Crosswalk countdown timers are installed to let pedestrians know how much time they have to get across an intersection but a new study is suggesting that drivers are using the timers to beat the lights.

Arvind Magesan is an assistant professor at the University of Calgary and is looking into countdown timers at pedestrian crossings.

Toronto installed timers in all of its intersections which gave Magesan a base line for his study.

Mageson says his study found that pedestrians benefit from the timers but motorists don't.

He says that when motorists speed up to beat the light their timing can be off and they can crash into other vehicles.
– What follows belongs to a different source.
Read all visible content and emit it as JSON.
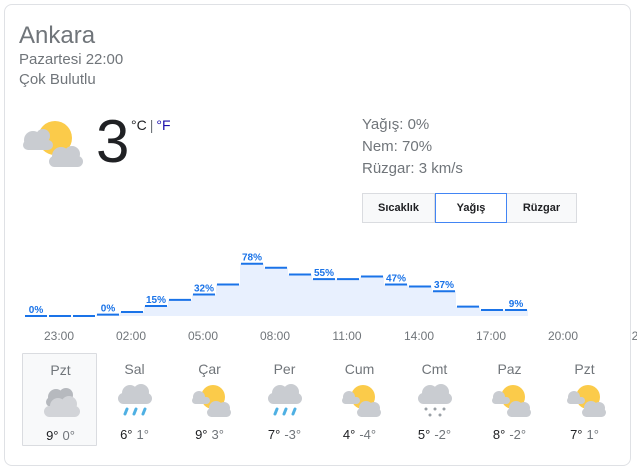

“The problem here is that the drivers can see the countdown too and that makes them speed up, whereas if you could just give the information to the pedestrians maybe you solve this whole problem and you wouldn't have the car accidents, while making pedestrian lives safer,” said Magesan.

Magesan says car crashes at the intersections in Toronto increased by about one per day with the installation of the timers.
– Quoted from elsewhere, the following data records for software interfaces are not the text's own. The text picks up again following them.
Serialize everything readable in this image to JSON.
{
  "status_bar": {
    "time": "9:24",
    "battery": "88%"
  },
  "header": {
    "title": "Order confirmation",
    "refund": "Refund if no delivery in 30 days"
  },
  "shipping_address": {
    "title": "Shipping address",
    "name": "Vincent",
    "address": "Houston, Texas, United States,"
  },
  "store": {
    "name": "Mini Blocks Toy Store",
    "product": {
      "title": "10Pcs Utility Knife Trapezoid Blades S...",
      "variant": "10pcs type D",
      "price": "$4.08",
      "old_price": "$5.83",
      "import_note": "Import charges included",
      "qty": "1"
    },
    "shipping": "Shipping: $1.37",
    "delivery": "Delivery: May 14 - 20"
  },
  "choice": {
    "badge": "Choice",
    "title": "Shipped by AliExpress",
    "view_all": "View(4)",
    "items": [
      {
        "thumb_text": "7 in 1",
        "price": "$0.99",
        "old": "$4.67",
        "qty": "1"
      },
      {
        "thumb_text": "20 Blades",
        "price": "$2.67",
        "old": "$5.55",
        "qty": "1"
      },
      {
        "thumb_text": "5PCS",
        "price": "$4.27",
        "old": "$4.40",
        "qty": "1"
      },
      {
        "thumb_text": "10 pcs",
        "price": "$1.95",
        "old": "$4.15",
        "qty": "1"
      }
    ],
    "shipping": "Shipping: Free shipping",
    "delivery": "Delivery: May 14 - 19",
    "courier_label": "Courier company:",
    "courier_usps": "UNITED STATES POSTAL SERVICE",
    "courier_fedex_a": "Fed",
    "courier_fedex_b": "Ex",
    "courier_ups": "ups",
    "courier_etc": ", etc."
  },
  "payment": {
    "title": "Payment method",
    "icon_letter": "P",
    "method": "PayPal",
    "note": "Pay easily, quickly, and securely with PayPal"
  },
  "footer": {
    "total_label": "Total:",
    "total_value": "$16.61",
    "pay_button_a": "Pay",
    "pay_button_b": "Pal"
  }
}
The City of Calgary says it looks to the Transportation Association of Canada for guidelines to decide where to put its timers.

“And what those guidelines entail for countdown signals are everything from pedestrian volumes, type of pedestrians at that intersection, so if there’s a high amount of pedestrians with low mobility or children or seniors, as well as traffic volumes come into play as well and all of these things really let us know how we can and where we can put the traffic signals of this kind.” said Jennifer Thompson-Goldberg from the city.
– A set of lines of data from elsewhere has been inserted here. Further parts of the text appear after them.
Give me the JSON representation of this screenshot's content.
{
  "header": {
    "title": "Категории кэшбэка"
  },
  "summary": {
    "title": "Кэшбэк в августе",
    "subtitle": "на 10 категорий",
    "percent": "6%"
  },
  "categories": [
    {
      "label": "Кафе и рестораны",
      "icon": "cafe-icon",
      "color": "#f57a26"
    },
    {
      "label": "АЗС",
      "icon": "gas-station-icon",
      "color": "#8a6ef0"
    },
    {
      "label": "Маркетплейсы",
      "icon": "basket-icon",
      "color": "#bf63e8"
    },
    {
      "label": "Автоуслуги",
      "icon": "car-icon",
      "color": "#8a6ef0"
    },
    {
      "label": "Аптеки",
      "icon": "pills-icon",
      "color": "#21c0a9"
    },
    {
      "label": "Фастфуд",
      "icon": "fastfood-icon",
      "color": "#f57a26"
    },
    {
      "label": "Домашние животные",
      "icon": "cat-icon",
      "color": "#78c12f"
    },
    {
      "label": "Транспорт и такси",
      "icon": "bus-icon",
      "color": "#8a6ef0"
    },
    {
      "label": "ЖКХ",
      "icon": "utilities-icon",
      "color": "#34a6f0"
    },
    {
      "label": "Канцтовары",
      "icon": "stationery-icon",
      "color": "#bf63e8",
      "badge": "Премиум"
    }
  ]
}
Magesan says his data varies depending on the type and locations of the intersections but overall intersections in Toronto were safer for pedestrians because of the installation of the timers.

(With files from Kevin Fleming)